What is required
Scan the lines below and report each one containing "rest" by copying it.

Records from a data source

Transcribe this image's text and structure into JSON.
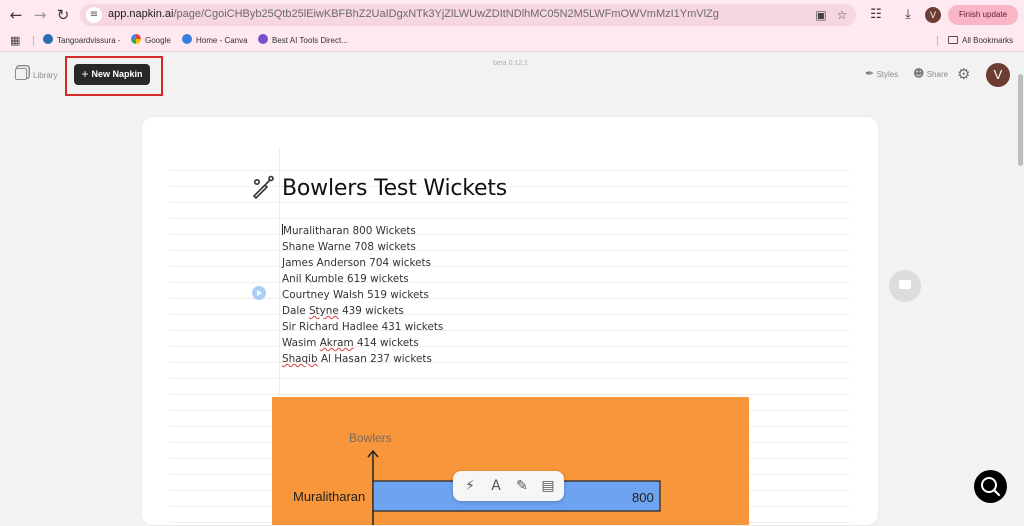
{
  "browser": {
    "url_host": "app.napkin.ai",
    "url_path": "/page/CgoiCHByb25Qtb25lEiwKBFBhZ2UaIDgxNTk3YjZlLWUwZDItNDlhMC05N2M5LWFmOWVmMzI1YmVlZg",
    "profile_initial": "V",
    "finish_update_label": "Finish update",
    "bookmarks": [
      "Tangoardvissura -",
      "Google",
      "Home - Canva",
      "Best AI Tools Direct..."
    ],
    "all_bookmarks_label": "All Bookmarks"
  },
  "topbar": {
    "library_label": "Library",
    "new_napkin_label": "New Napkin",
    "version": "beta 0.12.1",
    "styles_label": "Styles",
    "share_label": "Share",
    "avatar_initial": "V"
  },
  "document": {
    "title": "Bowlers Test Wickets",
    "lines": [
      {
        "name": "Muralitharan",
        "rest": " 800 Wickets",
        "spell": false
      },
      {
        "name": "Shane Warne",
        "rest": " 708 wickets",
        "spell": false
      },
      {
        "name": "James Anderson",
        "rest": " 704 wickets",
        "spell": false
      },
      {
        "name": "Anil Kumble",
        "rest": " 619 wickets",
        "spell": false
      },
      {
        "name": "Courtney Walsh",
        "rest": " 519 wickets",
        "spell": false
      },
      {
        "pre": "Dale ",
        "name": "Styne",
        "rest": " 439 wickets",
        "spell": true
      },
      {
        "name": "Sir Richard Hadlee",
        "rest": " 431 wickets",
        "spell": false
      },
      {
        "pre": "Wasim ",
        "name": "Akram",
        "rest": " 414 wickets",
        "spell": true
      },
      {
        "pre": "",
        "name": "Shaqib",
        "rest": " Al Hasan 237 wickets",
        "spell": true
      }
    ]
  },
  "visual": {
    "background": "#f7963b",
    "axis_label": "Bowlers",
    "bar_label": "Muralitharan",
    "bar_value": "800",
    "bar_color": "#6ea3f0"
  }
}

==

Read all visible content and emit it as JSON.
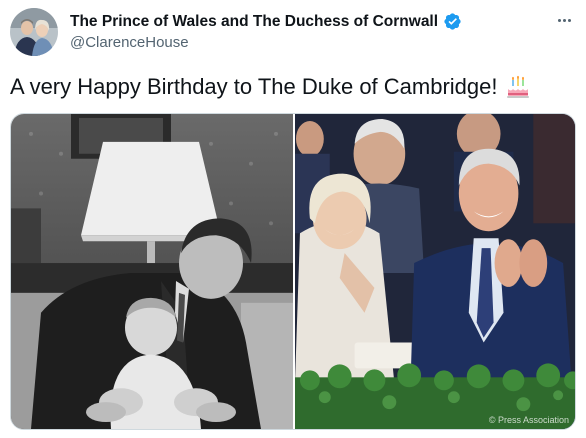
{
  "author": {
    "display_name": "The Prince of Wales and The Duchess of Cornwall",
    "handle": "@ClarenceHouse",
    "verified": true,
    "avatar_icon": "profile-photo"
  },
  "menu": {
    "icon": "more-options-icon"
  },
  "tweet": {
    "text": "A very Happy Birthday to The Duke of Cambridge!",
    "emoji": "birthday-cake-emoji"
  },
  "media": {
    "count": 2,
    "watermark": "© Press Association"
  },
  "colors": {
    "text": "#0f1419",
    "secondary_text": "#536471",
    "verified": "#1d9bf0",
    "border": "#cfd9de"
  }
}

Result for this task
        "rest": " 800 Wickets",
        "rest": " 708 wickets",
        "rest": " 704 wickets",
        "rest": " 619 wickets",
        "rest": " 519 wickets",
        "rest": " 439 wickets",
        "rest": " 431 wickets",
        "rest": " 414 wickets",
        "rest": " Al Hasan 237 wickets",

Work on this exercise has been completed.